I find that anyone who isn’t an entrepreneur often has a rosy-tinted impression of what it means to be in business. They seem to think you’re instantly rich, with tons of free time on your hands, and that “writing off” expenses somehow means you don’t have to pay for them.
The most appropriate analogy that I can think of to describe what it means to be an entrepreneur is fictitious boxing underdog Rocky Balboa. Not the victorious heavyweight champion of the world, but the bloodied and battered punch bag who was pulpified by Apollo Creed.
Small business owners are a lot like Rocky. They enter the ring with the same heart-pounding trepidation, dreaming of the big win but often naively under-prepped for what’s in store. Their quest for the title usually starts with an idea: a eureka-moment vision of being their own boss and setting their own hours, of making some money and building a legacy.

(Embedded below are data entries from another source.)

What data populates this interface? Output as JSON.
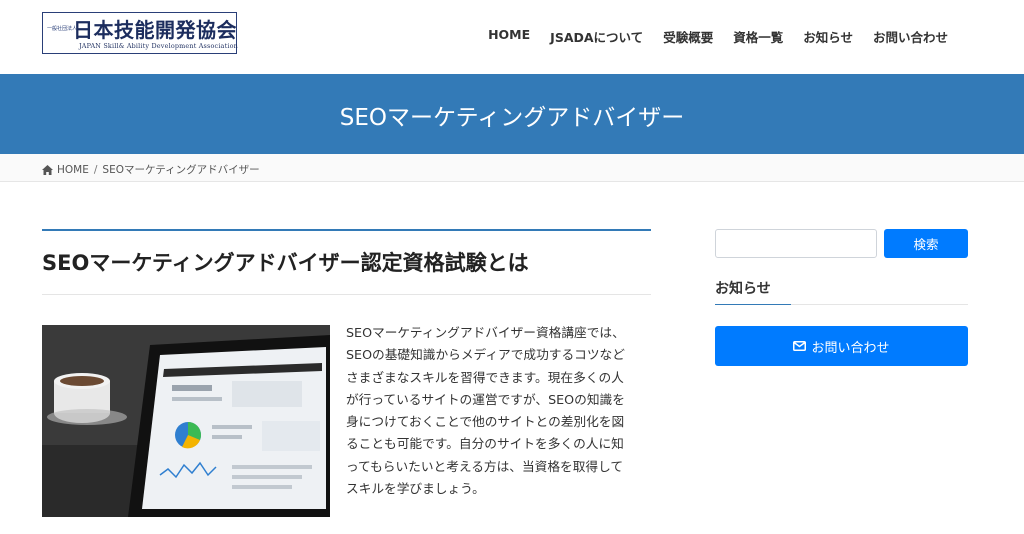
{
  "header": {
    "logo": {
      "small_text": "一般社団法人",
      "main_text": "日本技能開発協会",
      "sub_text": "JAPAN Skill& Ability Development Association"
    },
    "nav": [
      {
        "label": "HOME"
      },
      {
        "label": "JSADAについて"
      },
      {
        "label": "受験概要"
      },
      {
        "label": "資格一覧"
      },
      {
        "label": "お知らせ"
      },
      {
        "label": "お問い合わせ"
      }
    ]
  },
  "page_title": "SEOマーケティングアドバイザー",
  "breadcrumb": {
    "home_label": "HOME",
    "separator": "/",
    "current": "SEOマーケティングアドバイザー"
  },
  "main": {
    "heading": "SEOマーケティングアドバイザー認定資格試験とは",
    "image_icon": "tablet-analytics-photo",
    "body_lines": [
      "SEOマーケティングアドバイザー資格講座では、",
      "SEOの基礎知識からメディアで成功するコツなど",
      "さまざまなスキルを習得できます。現在多くの人",
      "が行っているサイトの運営ですが、SEOの知識を",
      "身につけておくことで他のサイトとの差別化を図",
      "ることも可能です。自分のサイトを多くの人に知",
      "ってもらいたいと考える方は、当資格を取得して",
      "スキルを学びましょう。"
    ]
  },
  "sidebar": {
    "search": {
      "placeholder": "",
      "value": "",
      "button_label": "検索"
    },
    "widget_title": "お知らせ",
    "contact_button": {
      "label": "お問い合わせ",
      "icon": "envelope-icon"
    }
  },
  "colors": {
    "title_band": "#337ab7",
    "button_primary": "#007bff",
    "logo_navy": "#1c2d5e"
  }
}
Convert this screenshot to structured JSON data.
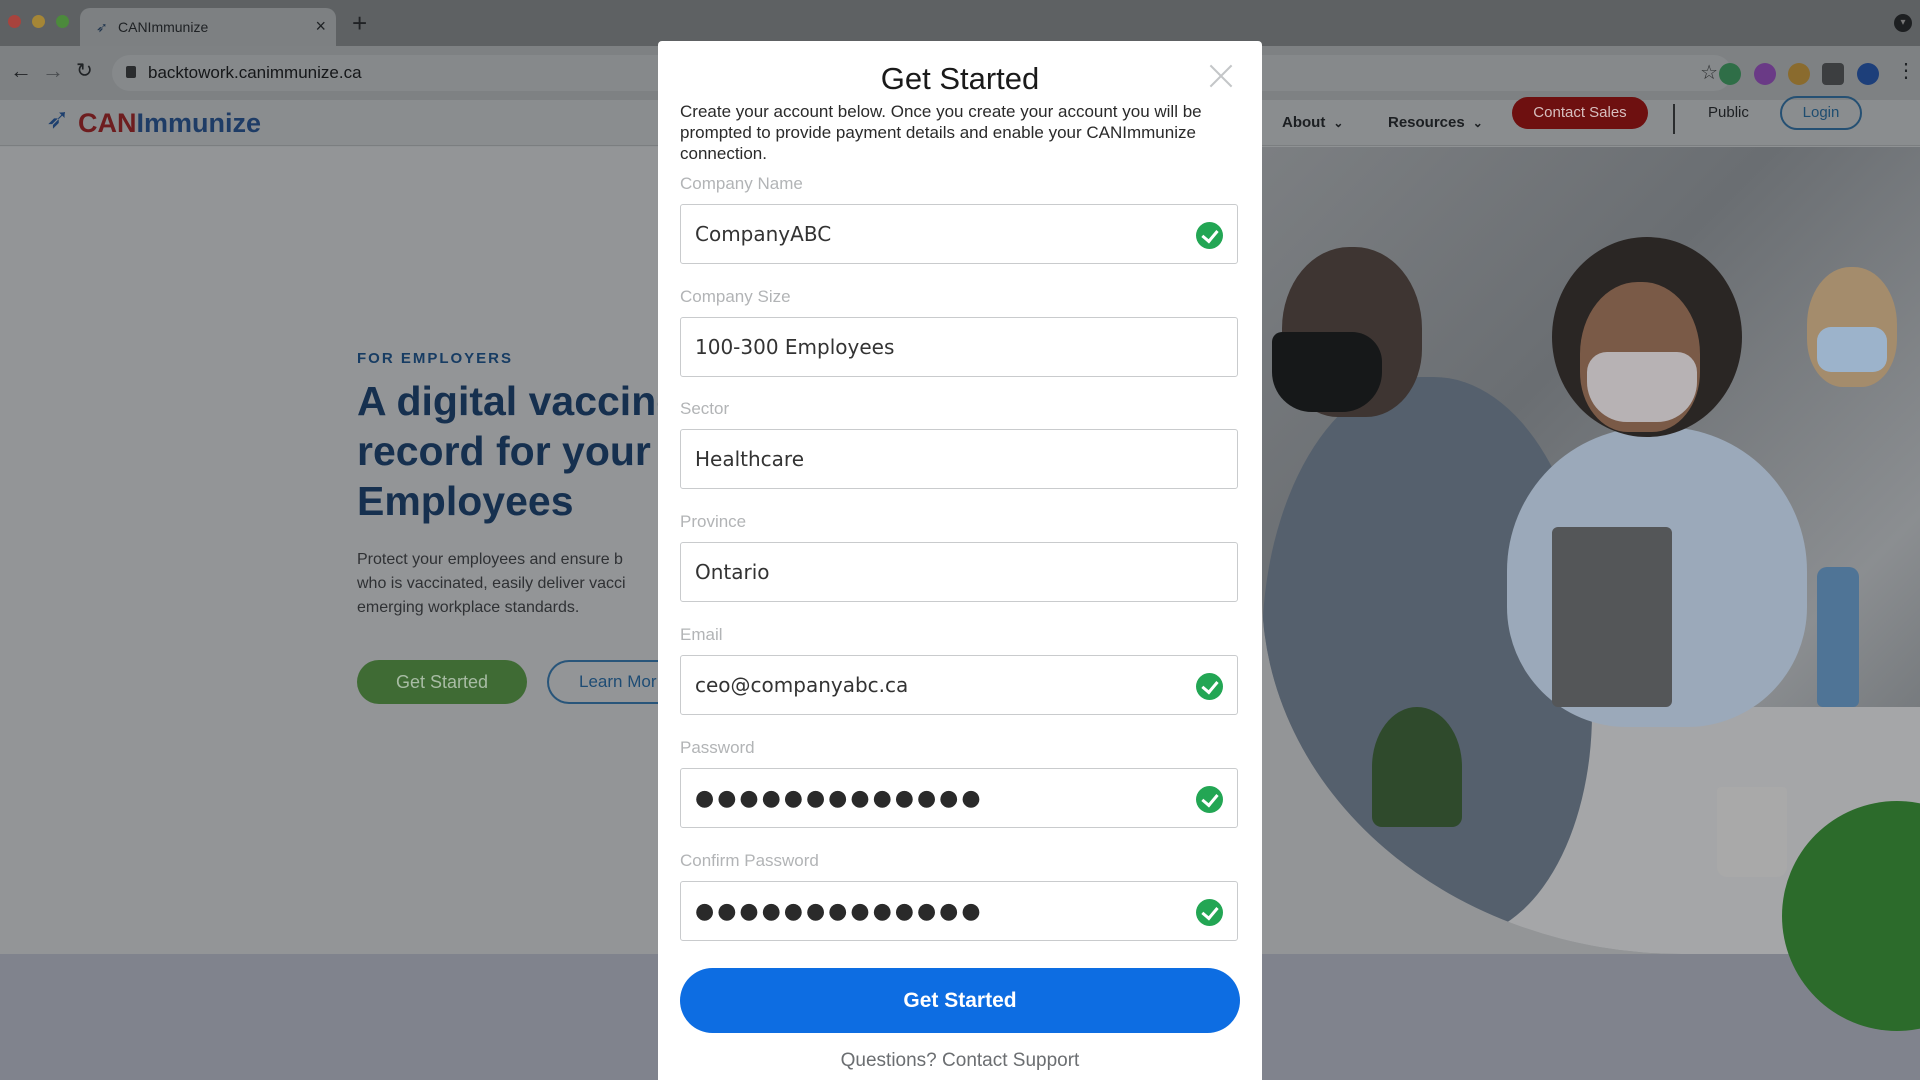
{
  "browser": {
    "tab_title": "CANImmunize",
    "url": "backtowork.canimmunize.ca",
    "new_tab_symbol": "+"
  },
  "site": {
    "logo_can": "CAN",
    "logo_immunize": "Immunize",
    "nav": {
      "about": "About",
      "resources": "Resources",
      "contact_sales": "Contact Sales",
      "public": "Public",
      "login": "Login"
    },
    "hero": {
      "kicker": "FOR EMPLOYERS",
      "headline_line1": "A digital vaccine",
      "headline_line2": "record for your",
      "headline_line3": "Employees",
      "desc_line1": "Protect your employees and ensure b",
      "desc_line2": "who is vaccinated, easily deliver vacci",
      "desc_line3": "emerging workplace standards.",
      "get_started": "Get Started",
      "learn_more": "Learn Mor"
    }
  },
  "modal": {
    "title": "Get Started",
    "description": "Create your account below. Once you create your account you will be prompted to provide payment details and enable your CANImmunize connection.",
    "fields": {
      "company_name": {
        "label": "Company Name",
        "value": "CompanyABC"
      },
      "company_size": {
        "label": "Company Size",
        "value": "100-300 Employees"
      },
      "sector": {
        "label": "Sector",
        "value": "Healthcare"
      },
      "province": {
        "label": "Province",
        "value": "Ontario"
      },
      "email": {
        "label": "Email",
        "value": "ceo@companyabc.ca"
      },
      "password": {
        "label": "Password",
        "value": "●●●●●●●●●●●●●"
      },
      "confirm_password": {
        "label": "Confirm Password",
        "value": "●●●●●●●●●●●●●"
      }
    },
    "submit_label": "Get Started",
    "support_text": "Questions? Contact Support"
  },
  "colors": {
    "primary_button": "#0d6de2",
    "valid_check": "#23a654",
    "contact_sales": "#cc1f1f",
    "brand_navy": "#1e3c66"
  },
  "icons": [
    "back-icon",
    "forward-icon",
    "reload-icon",
    "lock-icon",
    "bookmark-star-icon",
    "close-icon",
    "checkmark-icon",
    "chevron-down-icon"
  ]
}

Taking the giant leap from dreamer to scrapper might be forced upon them by changes in their health or work status, or it might be from a long-fought realization that there’s just no escaping the call to self-employment… but once they make that jump, they’re all in. That’s when the pounding begins.
Being a small business owner means you’re going to get knocked down and out with depressing regularity. But like Sylvester Stallone’s famous big-screen persona, entrepreneurs keep coming back for more.
They fight to be top-of-mind with clients who seem to think of them only when it’s to request a donation. They do constant battle with 14-hour days, knowing that failure comes without a social safety net. They combat paperwork and regulations and taxes and underground competitors. Yes, being a small business owner means you’re going to get knocked down and out with depressing regularity. But like Sylvester Stallone’s famous big-screen persona, entrepreneurs keep coming back for more. Apparently, a masochist by any other name is…
Which begs the question: why in the name of all that’s holy would anyone sign up for that? You’ll find a couple of answers in our story about serial entrepreneurs (“For the love of the game”). We talked to a number of people who are seriously addicted to startups. Some of them were contenders from the ring of the bell; others used their smack downs as training to tackle bigger and better opponents. All of them are fighters.
Former occupational therapist turned photographer/ online retailer/techpreneur Kelly Lawson likens her venturesome spirit to a crow-like attraction for shiny new things. “I see an opportunity… and I feel compelled to chase after it—to feel the outcome.” Tom Hickey estimates he’s founded a whopping 23 companies in his career to date (one of which he sold for $87 million)—and he’s still a few years shy of his 50th birthday. His passion, he says, is figuring out how things work. Once he has that under his belt, he’s ready to move on to the next challenge.
Shelley Simpson, now on her third private enterprise, says exit strategies are essential to defending your entrepreneurial title. While you have to be persistent in jabbing away at every opening, she says you also have to recognize where the opportunity ends.
Gordon Stevens has launched seven new businesses since walking away from an executive position with Goldman Sachs about 15 years ago and five of them are still in operation (an impressive 71 per cent success rate). He could have let those two failed enterprises dampen his entrepreneurial spirit, but he didn’t. Stevens, like thousands of others like him throughout Atlantic Canada, is a true contender.
To quote the Italian Stallion himself, “It ain’t how hard you hit; it’s about how hard you can get hit, and keep moving forward. That’s how winning is done.” Small businesses are our economic champions. This issue is about giving them the respect and recognition they deserve.